**Required work**:
How many lines below include the string "School"? State the number alone.

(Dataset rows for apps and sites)

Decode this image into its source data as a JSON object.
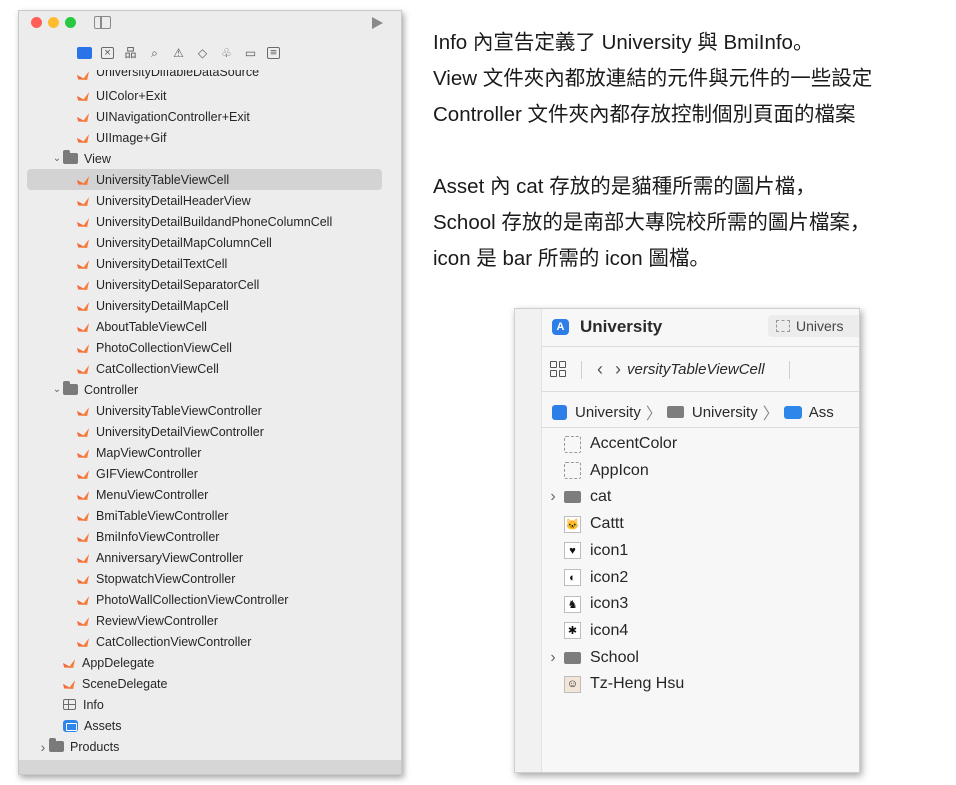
{
  "navigator": {
    "toolbar_icons": [
      "folder-icon",
      "source-control-icon",
      "hierarchy-icon",
      "search-icon",
      "warning-icon",
      "test-diamond-icon",
      "debug-spray-icon",
      "breakpoint-icon",
      "report-icon"
    ],
    "items": [
      {
        "label": "UniversityDiffableDataSource",
        "type": "swift",
        "indent": 2,
        "partial": true
      },
      {
        "label": "UIColor+Exit",
        "type": "swift",
        "indent": 2
      },
      {
        "label": "UINavigationController+Exit",
        "type": "swift",
        "indent": 2
      },
      {
        "label": "UIImage+Gif",
        "type": "swift",
        "indent": 2
      },
      {
        "label": "View",
        "type": "folder",
        "indent": 1,
        "expanded": true
      },
      {
        "label": "UniversityTableViewCell",
        "type": "swift",
        "indent": 2,
        "selected": true
      },
      {
        "label": "UniversityDetailHeaderView",
        "type": "swift",
        "indent": 2
      },
      {
        "label": "UniversityDetailBuildandPhoneColumnCell",
        "type": "swift",
        "indent": 2
      },
      {
        "label": "UniversityDetailMapColumnCell",
        "type": "swift",
        "indent": 2
      },
      {
        "label": "UniversityDetailTextCell",
        "type": "swift",
        "indent": 2
      },
      {
        "label": "UniversityDetailSeparatorCell",
        "type": "swift",
        "indent": 2
      },
      {
        "label": "UniversityDetailMapCell",
        "type": "swift",
        "indent": 2
      },
      {
        "label": "AboutTableViewCell",
        "type": "swift",
        "indent": 2
      },
      {
        "label": "PhotoCollectionViewCell",
        "type": "swift",
        "indent": 2
      },
      {
        "label": "CatCollectionViewCell",
        "type": "swift",
        "indent": 2
      },
      {
        "label": "Controller",
        "type": "folder",
        "indent": 1,
        "expanded": true
      },
      {
        "label": "UniversityTableViewController",
        "type": "swift",
        "indent": 2
      },
      {
        "label": "UniversityDetailViewController",
        "type": "swift",
        "indent": 2
      },
      {
        "label": "MapViewController",
        "type": "swift",
        "indent": 2
      },
      {
        "label": "GIFViewController",
        "type": "swift",
        "indent": 2
      },
      {
        "label": "MenuViewController",
        "type": "swift",
        "indent": 2
      },
      {
        "label": "BmiTableViewController",
        "type": "swift",
        "indent": 2
      },
      {
        "label": "BmiInfoViewController",
        "type": "swift",
        "indent": 2
      },
      {
        "label": "AnniversaryViewController",
        "type": "swift",
        "indent": 2
      },
      {
        "label": "StopwatchViewController",
        "type": "swift",
        "indent": 2
      },
      {
        "label": "PhotoWallCollectionViewController",
        "type": "swift",
        "indent": 2
      },
      {
        "label": "ReviewViewController",
        "type": "swift",
        "indent": 2
      },
      {
        "label": "CatCollectionViewController",
        "type": "swift",
        "indent": 2
      },
      {
        "label": "AppDelegate",
        "type": "swift",
        "indent": 1
      },
      {
        "label": "SceneDelegate",
        "type": "swift",
        "indent": 1
      },
      {
        "label": "Info",
        "type": "plist",
        "indent": 1
      },
      {
        "label": "Assets",
        "type": "assets",
        "indent": 1
      },
      {
        "label": "Products",
        "type": "folder",
        "indent": 0,
        "expanded": false
      }
    ]
  },
  "description": {
    "lines": [
      "Info 內宣告定義了 University 與  BmiInfo。",
      "View 文件夾內都放連結的元件與元件的一些設定",
      "Controller 文件夾內都存放控制個別頁面的檔案",
      "",
      "Asset 內 cat 存放的是貓種所需的圖片檔，",
      "School 存放的是南部大專院校所需的圖片檔案，",
      "icon 是 bar 所需的 icon 圖檔。"
    ]
  },
  "assets_panel": {
    "title": "University",
    "tab_label": "Univers",
    "jump_file": "versityTableViewCell",
    "breadcrumb": [
      "University",
      "University",
      "Ass"
    ],
    "items": [
      {
        "label": "AccentColor",
        "icon": "color-set-icon",
        "chevron": false
      },
      {
        "label": "AppIcon",
        "icon": "app-icon-set-icon",
        "chevron": false
      },
      {
        "label": "cat",
        "icon": "folder-icon",
        "chevron": true
      },
      {
        "label": "Cattt",
        "icon": "cat-thumbnail-icon",
        "chevron": false
      },
      {
        "label": "icon1",
        "icon": "icon1-thumbnail-icon",
        "chevron": false
      },
      {
        "label": "icon2",
        "icon": "icon2-thumbnail-icon",
        "chevron": false
      },
      {
        "label": "icon3",
        "icon": "icon3-thumbnail-icon",
        "chevron": false
      },
      {
        "label": "icon4",
        "icon": "icon4-thumbnail-icon",
        "chevron": false
      },
      {
        "label": "School",
        "icon": "folder-icon",
        "chevron": true
      },
      {
        "label": "Tz-Heng Hsu",
        "icon": "person-thumbnail-icon",
        "chevron": false
      }
    ]
  },
  "colors": {
    "swift_orange": "#f05138",
    "xcode_blue": "#2e7ee8",
    "selection_gray": "#d3d3d3"
  }
}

**Answer below**:
2